Exercise
Copy out every line from the records that includes "label".

Website and app data records
- - - -
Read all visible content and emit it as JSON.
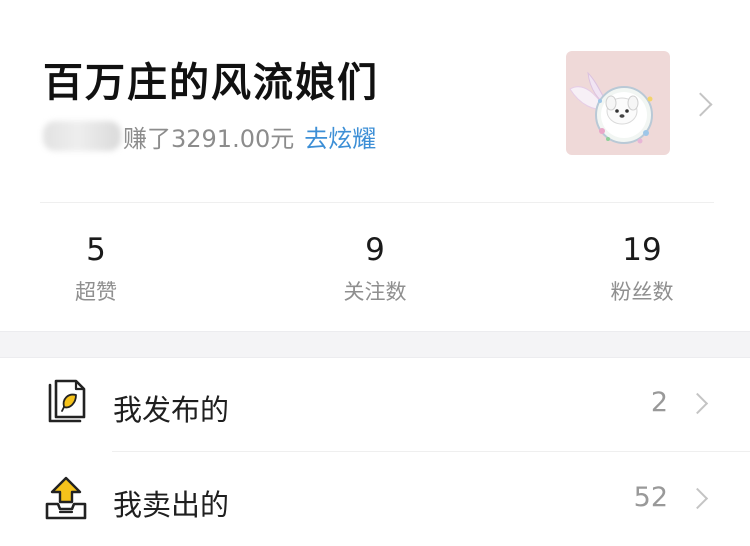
{
  "profile": {
    "username": "百万庄的风流娘们",
    "earnings_text": "赚了3291.00元",
    "brag_link": "去炫耀"
  },
  "stats": [
    {
      "value": "5",
      "label": "超赞"
    },
    {
      "value": "9",
      "label": "关注数"
    },
    {
      "value": "19",
      "label": "粉丝数"
    }
  ],
  "menu": [
    {
      "label": "我发布的",
      "count": "2",
      "icon": "document-leaf-icon"
    },
    {
      "label": "我卖出的",
      "count": "52",
      "icon": "sell-upload-tray-icon"
    }
  ],
  "colors": {
    "link": "#3d8fd6",
    "icon_accent": "#f5c21b",
    "avatar_bg": "#efd9d8"
  }
}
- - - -
Answer space
      "label": "超赞"
      "label": "关注数"
      "label": "粉丝数"
      "label": "我发布的",
      "label": "我卖出的",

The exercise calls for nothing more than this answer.